Congress also included several guardrails for states to follow throughout this process and ways to hold them accountable, such as monthly public reporting and requirements for outreach to families. The Academy is following this undertaking and will continue to provide chapters with support and resources.
Additionally, the spending agreement extended CHIP funding for two years, made permanent the state option to extend postpartum coverage in Medicaid and CHIP from 60 days to 12 months, and provided Medicaid funding for Puerto Rico and other territories.
AAP-championed child health bills
Sweeping year-end spending legislation also provides a timely vehicle for smaller bills to advance. This year’s spending agreement included several AAP-championed bills, sending them on for passage into law:
Stop Tip-overs of Unstable, Risky Dressers on Youth (STURDY) Act: This legislation requires the Consumer Product Safety Commission to set mandatory safety standards for dressers and similar furniture products made in the United States, which will help protect children from furniture tip-overs and save lives.
Providing Urgent Maternal Protections (PUMP) for Nursing Mothers Act: This legislation expands workplace protections for nursing workers for time and space for pumping, reaching an additional 9 million women.
Pregnant Workers Fairness Act: This bill ensures workplace accommodation protections for pregnant and postpartum workers that allow them to stay healthy and financially secure, such as a private space for lactation needs.
Sober Truth on Preventing (STOP) Underage Drinking Act: The spending agreement reauthorized this legislation for five years, including a first-ever $3 million annual authorization for the AAP-supported grant program to train pediatric providers in screening, brief intervention and referral to treatment (SBIRT) for alcohol use.
Other AAP policy priorities received funding, including but not limited to gun violence prevention research, pediatric subspecialty loan repayment and global health.
The expanded child tax credit and reauthorization of the Child Abuse Prevention and Treatment Act were among the AAP’s priorities that were not included in the year-end agreement.
With a new Congress in Washington, D.C., the Academy will continue to advocate for these policies and many others that are most supportive of children, families and pediatricians.

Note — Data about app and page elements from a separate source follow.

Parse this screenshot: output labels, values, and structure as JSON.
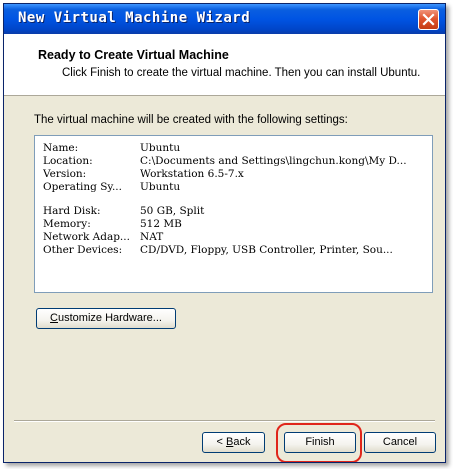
{
  "window": {
    "title": "New Virtual Machine Wizard"
  },
  "header": {
    "title": "Ready to Create Virtual Machine",
    "subtitle": "Click Finish to create the virtual machine. Then you can install Ubuntu."
  },
  "intro": "The virtual machine will be created with the following settings:",
  "settings": [
    {
      "label": "Name:",
      "value": "Ubuntu"
    },
    {
      "label": "Location:",
      "value": "C:\\Documents and Settings\\lingchun.kong\\My D..."
    },
    {
      "label": "Version:",
      "value": "Workstation 6.5-7.x"
    },
    {
      "label": "Operating Sy...",
      "value": "Ubuntu"
    },
    {
      "label": "Hard Disk:",
      "value": "50 GB, Split"
    },
    {
      "label": "Memory:",
      "value": "512 MB"
    },
    {
      "label": "Network Adap...",
      "value": "NAT"
    },
    {
      "label": "Other Devices:",
      "value": "CD/DVD, Floppy, USB Controller, Printer, Sou..."
    }
  ],
  "buttons": {
    "customize_mnemonic": "C",
    "customize_rest": "ustomize Hardware...",
    "back_prefix": "< ",
    "back_mnemonic": "B",
    "back_rest": "ack",
    "finish": "Finish",
    "cancel": "Cancel"
  },
  "icons": {
    "close": "close-x-icon"
  },
  "colors": {
    "titlebar": "#0054e3",
    "close_button": "#e0552f",
    "highlight": "#e0261b",
    "dialog_bg": "#ece9d8"
  }
}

Importantly, the AAP will build on the progress made for children’s health to ensure the policies that did become law are addressing children’s needs effectively as they are implemented.